Task prompt:
Reproduce the listing below character for character; drop every image.

Exercise data:
____________

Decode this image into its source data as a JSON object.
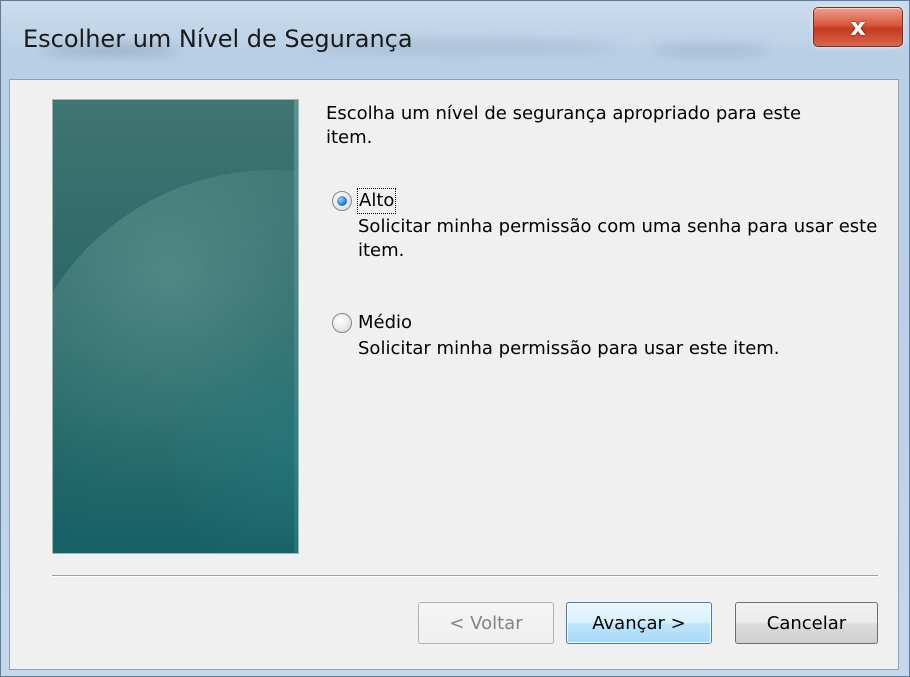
{
  "window": {
    "title": "Escolher um Nível de Segurança",
    "close_glyph": "x"
  },
  "content": {
    "prompt": "Escolha um nível de segurança apropriado para este item."
  },
  "options": [
    {
      "label": "Alto",
      "description": "Solicitar minha permissão com uma senha para usar este item.",
      "selected": true
    },
    {
      "label": "Médio",
      "description": "Solicitar minha permissão para usar este item.",
      "selected": false
    }
  ],
  "buttons": {
    "back_label": "< Voltar",
    "next_label": "Avançar >",
    "cancel_label": "Cancelar"
  },
  "colors": {
    "accent": "#2f7fd6",
    "close_button": "#c43a1f",
    "side_panel": "#1f6466"
  }
}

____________

Solution:
Decode this image into its source data as a JSON object.
{
  "window": {
    "title": "Escolher um Nível de Segurança",
    "close_glyph": "x"
  },
  "content": {
    "prompt": "Escolha um nível de segurança apropriado para este item."
  },
  "options": [
    {
      "label": "Alto",
      "description": "Solicitar minha permissão com uma senha para usar este item.",
      "selected": true
    },
    {
      "label": "Médio",
      "description": "Solicitar minha permissão para usar este item.",
      "selected": false
    }
  ],
  "buttons": {
    "back_label": "< Voltar",
    "next_label": "Avançar >",
    "cancel_label": "Cancelar"
  },
  "colors": {
    "accent": "#2f7fd6",
    "close_button": "#c43a1f",
    "side_panel": "#1f6466"
  }
}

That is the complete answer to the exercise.